Proposing an empirical approach to risk management focusing on damage reduction, this is an article by Ricardo A. Alvarez published in Territorium 18 – 2011, pp 5-22, Digital Publication, ISBN: 978-989-96253-2-7; ISSN: 1647-7723. Territorium is the official journal of the Portuguese Association on Risk, Preparedness and Safety, which has been published since 1994 first as a printed journal and for the past two years as a digital publication. The article is based on the Keynote Address delivered by Ricardo at the 2nd International Conference on Risk hosted by the University of Coimbra, in Coimnbra, Portugal in May of 2010.
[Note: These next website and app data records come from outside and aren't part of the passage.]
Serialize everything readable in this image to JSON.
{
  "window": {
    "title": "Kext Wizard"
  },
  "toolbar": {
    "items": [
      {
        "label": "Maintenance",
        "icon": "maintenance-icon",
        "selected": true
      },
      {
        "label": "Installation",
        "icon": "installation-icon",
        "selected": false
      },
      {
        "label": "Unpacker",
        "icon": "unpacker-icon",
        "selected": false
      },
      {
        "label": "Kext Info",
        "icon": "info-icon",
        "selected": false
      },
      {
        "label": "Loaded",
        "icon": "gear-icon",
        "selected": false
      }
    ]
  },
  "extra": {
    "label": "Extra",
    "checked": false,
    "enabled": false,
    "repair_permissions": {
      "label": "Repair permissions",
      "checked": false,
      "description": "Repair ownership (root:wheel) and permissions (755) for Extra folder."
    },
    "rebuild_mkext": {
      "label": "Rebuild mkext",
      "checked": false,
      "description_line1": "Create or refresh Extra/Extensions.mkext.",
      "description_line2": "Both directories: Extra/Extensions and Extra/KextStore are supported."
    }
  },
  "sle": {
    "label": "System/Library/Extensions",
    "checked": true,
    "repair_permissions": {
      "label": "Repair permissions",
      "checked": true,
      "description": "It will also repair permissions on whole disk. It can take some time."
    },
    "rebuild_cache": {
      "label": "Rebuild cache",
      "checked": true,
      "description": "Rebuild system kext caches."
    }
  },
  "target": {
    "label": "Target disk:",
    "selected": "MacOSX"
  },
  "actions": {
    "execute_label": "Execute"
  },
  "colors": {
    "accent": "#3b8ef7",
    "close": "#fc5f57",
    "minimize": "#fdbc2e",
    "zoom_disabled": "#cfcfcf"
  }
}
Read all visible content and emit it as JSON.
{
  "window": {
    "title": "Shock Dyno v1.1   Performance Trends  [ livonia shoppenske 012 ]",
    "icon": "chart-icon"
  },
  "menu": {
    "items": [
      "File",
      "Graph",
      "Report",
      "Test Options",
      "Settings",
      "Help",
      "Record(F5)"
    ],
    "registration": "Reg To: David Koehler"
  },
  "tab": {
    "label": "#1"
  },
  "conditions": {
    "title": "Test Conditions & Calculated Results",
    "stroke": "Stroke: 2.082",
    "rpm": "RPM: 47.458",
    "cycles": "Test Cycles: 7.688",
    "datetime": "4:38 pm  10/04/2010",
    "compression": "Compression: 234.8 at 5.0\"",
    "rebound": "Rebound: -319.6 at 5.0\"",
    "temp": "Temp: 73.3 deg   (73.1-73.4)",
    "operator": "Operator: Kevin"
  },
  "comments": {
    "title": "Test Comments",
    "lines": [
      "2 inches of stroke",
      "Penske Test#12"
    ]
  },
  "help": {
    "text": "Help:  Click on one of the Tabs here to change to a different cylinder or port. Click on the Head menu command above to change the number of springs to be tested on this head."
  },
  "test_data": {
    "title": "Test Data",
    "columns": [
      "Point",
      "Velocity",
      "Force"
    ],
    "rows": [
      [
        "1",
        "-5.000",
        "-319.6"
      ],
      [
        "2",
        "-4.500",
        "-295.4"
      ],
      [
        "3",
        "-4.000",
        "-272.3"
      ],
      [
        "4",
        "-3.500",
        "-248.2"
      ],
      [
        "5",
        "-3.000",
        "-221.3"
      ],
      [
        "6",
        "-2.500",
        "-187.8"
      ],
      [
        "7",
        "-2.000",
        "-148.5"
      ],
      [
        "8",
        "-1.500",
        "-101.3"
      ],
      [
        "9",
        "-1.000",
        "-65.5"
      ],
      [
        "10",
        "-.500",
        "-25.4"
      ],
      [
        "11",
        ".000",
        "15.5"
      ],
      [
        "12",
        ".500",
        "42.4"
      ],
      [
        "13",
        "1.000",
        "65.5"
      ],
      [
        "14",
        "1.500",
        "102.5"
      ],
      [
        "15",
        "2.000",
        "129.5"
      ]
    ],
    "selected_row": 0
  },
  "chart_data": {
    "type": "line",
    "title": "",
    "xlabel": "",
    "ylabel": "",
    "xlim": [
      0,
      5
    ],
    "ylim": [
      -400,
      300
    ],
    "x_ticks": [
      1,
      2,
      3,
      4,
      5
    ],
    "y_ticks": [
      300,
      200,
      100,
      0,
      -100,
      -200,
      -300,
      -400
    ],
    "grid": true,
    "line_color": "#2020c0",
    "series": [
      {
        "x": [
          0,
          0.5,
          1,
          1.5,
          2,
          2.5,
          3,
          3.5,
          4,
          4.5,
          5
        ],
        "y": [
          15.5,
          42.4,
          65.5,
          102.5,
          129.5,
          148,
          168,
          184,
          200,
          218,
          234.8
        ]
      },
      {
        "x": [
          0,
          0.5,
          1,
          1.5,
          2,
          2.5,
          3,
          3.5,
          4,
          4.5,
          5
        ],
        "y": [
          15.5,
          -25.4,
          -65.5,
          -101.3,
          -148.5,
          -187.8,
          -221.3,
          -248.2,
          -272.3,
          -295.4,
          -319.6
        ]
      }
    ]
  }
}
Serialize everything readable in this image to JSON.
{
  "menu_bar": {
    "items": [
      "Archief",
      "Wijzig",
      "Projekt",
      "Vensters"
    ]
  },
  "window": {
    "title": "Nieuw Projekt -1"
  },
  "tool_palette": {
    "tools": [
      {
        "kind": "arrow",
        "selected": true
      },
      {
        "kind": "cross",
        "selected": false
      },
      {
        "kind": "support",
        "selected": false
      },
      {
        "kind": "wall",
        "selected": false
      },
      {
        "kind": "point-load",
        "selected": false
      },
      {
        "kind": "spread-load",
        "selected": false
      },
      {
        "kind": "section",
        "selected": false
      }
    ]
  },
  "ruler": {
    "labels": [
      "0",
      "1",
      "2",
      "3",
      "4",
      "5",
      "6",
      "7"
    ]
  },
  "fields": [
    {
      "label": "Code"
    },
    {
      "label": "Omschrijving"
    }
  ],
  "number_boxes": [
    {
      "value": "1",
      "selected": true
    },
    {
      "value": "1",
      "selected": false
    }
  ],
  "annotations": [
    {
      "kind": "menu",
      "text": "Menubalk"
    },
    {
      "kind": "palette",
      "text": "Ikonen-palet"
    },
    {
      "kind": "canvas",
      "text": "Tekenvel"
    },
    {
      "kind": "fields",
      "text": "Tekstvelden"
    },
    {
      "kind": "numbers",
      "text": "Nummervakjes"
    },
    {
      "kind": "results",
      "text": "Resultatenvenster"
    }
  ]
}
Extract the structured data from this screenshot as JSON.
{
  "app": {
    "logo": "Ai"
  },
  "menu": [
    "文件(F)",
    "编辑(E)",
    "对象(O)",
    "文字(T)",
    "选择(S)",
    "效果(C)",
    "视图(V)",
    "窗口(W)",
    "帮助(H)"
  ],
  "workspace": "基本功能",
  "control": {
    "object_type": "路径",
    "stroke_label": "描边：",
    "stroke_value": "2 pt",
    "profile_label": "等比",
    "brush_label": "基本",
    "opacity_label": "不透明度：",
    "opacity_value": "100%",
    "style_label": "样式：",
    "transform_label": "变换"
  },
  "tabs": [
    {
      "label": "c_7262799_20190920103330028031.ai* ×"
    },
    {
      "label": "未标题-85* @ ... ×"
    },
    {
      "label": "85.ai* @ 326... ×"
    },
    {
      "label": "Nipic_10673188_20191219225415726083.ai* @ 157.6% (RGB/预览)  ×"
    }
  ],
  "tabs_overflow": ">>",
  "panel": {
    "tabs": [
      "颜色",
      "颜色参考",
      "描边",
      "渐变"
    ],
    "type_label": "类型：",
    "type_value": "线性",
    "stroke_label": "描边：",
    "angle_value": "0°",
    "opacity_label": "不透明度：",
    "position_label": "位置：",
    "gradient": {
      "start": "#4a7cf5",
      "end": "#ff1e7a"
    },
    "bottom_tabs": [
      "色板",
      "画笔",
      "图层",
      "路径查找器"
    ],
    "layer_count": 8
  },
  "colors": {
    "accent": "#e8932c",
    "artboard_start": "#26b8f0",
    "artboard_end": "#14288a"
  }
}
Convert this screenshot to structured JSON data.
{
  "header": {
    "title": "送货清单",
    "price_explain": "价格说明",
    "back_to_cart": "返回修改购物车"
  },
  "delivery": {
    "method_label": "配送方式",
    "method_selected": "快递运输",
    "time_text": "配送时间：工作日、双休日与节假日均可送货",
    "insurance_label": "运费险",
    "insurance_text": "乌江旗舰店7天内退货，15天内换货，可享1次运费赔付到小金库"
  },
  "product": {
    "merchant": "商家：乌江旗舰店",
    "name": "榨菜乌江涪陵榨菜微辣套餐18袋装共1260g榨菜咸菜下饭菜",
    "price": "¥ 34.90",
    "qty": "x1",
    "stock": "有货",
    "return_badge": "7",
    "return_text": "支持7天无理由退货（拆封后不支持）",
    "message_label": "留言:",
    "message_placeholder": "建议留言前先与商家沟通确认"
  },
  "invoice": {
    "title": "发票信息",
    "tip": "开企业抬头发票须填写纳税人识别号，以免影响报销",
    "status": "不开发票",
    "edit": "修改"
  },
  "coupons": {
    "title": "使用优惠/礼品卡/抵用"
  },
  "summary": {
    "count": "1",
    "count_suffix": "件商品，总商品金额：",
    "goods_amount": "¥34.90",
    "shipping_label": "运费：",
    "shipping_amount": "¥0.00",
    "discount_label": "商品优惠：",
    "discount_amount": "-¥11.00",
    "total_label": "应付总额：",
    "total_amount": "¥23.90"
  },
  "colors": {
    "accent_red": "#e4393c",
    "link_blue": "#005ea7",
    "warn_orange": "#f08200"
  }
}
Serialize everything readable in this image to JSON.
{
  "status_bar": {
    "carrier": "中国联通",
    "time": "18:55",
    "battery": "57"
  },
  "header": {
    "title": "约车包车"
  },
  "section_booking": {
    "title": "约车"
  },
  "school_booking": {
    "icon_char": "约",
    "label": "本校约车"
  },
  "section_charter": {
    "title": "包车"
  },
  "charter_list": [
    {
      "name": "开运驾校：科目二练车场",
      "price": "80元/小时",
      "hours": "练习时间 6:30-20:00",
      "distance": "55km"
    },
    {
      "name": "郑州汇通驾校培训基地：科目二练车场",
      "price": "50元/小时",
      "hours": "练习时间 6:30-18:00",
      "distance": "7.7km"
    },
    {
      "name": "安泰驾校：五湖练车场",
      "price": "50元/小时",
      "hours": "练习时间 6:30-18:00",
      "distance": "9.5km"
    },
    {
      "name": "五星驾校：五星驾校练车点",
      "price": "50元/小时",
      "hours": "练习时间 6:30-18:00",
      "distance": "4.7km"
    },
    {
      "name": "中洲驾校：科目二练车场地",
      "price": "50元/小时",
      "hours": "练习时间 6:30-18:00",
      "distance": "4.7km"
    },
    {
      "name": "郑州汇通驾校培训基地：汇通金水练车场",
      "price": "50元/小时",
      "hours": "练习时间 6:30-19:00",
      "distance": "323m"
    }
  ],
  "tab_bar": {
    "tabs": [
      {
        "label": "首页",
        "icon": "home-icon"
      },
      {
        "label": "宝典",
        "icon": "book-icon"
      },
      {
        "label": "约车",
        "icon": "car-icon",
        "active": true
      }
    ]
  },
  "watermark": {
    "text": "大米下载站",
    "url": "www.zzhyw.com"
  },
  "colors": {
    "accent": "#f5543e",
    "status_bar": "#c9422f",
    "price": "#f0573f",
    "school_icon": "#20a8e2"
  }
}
We inhabit an Earth where disasters and hazard events are more the norm than the exception, damage is often repeated and residents of vulnerable communities are surprised at the power of Nature. The typical model for emergency management lacks the critical component of hazard mitigation, and considers people as victims instead of resources,
while focusing on response instead of changing outcomes from hazards event.
Key Words: disasters; hazard event; vulnerable; emergency management; mitigation.
To view the full digital publication of Territorium 18, or to read this or other articles go to: http:www.nicif.pt/riscos/Territorium/numeros_publicados
The United Nations declared the last decade of the 20th century, 1990-2000, the International Decade for Natural Disaster Reduction (IDNDR) inviting the nations of the world to work together toward reducing damage caused by the impact of natural hazards.
To commemorate the work of that decade, the IDNDR Secretariat in partnership with publisher Tudor Rose Holdings Ltd., Leicester, England, an over one hundred experts who volunteered their time as authors, the book Natural Disaster Management ( 1999 Tudor Rose Holdings, Limited, Leicester, England: ISBN 0 9536140 0 X, and ISBN 0 9536140 1 8 ) was published.
Natural Disaster Management sought to demonstrate the vast and rich range of risk management efforts being pursued around the world; and that natural disaster management is a composite effort of many people doing daily work, being attentive to hazards and dedicated to their professional roles in reducing risks. The beauty of this book is that it is the product of the work of many individuals who contributed their time and effort for, without exception, no financial gain, to share their experiences and to pass on the lessons they have learned in the pursuit of managing natural disasters.
I had the privilege of being invited by the Editorial Advisory Board to write the chapter on Tropical Cyclone, the only caveat being that I had to do this in non-technical language, but in comprehensive fashion relative to the knowledge to be transmitted, and in no more than three pages: quite an interesting challenge and a wonderful opportunity to share with others for the benefit of many. You can read this chapter by clicking on the following link: UNbook